======== Input for this task ========

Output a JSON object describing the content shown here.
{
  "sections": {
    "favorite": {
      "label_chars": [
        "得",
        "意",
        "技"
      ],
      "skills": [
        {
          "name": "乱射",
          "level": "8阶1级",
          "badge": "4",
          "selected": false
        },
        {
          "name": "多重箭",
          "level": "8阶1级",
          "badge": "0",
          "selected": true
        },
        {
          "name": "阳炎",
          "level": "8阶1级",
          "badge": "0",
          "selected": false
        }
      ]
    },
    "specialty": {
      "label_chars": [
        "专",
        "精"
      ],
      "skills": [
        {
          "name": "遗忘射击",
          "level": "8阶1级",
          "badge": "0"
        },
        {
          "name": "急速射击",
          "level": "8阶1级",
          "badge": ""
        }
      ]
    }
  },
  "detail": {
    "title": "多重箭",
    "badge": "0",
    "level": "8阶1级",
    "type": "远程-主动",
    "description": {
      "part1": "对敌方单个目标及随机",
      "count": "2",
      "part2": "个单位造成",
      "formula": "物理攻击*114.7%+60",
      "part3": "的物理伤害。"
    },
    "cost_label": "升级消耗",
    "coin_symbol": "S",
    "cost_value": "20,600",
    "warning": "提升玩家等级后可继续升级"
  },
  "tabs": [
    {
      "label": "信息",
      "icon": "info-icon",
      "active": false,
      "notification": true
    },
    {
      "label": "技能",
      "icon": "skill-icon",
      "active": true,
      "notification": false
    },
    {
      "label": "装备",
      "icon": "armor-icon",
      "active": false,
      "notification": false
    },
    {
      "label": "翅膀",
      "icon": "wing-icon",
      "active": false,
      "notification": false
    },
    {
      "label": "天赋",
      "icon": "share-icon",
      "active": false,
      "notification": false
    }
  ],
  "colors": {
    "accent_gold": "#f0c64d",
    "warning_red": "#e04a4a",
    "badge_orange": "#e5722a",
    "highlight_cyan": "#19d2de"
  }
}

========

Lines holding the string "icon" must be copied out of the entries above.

      "icon": "info-icon",
      "icon": "skill-icon",
      "icon": "armor-icon",
      "icon": "wing-icon",
      "icon": "share-icon",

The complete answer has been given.